* [Input records]:
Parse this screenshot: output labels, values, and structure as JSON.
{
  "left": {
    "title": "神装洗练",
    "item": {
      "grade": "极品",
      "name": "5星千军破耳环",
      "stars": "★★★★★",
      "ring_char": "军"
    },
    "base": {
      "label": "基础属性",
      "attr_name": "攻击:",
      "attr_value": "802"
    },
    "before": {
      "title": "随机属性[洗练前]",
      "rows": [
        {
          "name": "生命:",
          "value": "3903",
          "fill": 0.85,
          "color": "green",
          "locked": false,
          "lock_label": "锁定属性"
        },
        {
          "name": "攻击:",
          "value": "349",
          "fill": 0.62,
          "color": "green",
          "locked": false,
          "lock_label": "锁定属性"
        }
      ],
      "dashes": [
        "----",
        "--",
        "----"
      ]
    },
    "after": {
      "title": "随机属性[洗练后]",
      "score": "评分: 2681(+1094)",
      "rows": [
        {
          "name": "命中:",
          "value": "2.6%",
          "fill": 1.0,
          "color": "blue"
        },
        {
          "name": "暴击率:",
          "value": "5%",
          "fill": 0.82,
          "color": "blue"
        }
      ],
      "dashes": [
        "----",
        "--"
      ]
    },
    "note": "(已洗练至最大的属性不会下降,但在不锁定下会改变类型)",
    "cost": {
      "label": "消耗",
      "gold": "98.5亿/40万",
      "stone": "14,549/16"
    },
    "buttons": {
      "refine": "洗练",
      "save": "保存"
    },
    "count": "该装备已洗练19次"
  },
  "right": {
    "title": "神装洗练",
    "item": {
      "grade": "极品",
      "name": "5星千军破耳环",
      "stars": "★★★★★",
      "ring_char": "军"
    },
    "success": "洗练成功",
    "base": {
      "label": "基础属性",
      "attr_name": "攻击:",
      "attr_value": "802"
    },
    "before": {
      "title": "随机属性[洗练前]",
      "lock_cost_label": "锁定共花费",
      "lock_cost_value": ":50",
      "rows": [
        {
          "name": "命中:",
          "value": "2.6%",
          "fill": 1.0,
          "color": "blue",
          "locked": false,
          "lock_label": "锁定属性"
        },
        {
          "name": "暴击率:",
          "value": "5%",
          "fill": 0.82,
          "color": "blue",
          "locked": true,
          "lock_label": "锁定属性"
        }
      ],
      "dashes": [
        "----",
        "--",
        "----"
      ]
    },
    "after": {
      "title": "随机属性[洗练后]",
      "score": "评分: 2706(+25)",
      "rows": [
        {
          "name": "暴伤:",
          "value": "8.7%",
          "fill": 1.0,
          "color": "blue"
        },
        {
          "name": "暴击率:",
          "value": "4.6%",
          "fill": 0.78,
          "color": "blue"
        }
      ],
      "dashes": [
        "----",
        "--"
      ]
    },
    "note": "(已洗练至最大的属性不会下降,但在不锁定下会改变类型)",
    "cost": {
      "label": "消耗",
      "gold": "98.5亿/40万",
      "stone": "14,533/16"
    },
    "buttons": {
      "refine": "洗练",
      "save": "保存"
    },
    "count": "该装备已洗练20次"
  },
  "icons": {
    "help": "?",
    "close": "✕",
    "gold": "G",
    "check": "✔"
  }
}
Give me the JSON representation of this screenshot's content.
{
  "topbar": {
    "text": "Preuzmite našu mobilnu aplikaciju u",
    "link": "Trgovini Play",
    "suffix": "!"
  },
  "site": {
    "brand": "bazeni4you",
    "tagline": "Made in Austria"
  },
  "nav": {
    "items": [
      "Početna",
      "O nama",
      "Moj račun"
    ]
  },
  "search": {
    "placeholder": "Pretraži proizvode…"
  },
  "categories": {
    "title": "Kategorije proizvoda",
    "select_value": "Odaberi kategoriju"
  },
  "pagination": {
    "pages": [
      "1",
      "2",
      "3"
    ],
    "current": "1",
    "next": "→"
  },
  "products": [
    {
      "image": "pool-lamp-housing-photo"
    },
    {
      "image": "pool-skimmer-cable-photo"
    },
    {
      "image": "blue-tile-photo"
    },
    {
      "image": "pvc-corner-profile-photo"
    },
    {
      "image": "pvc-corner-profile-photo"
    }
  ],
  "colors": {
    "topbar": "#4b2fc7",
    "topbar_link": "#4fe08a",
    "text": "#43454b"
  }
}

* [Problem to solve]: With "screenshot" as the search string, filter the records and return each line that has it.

* [Answer]:
Parse this screenshot: output labels, values, and structure as JSON.
Give me the JSON representation of this screenshot's content.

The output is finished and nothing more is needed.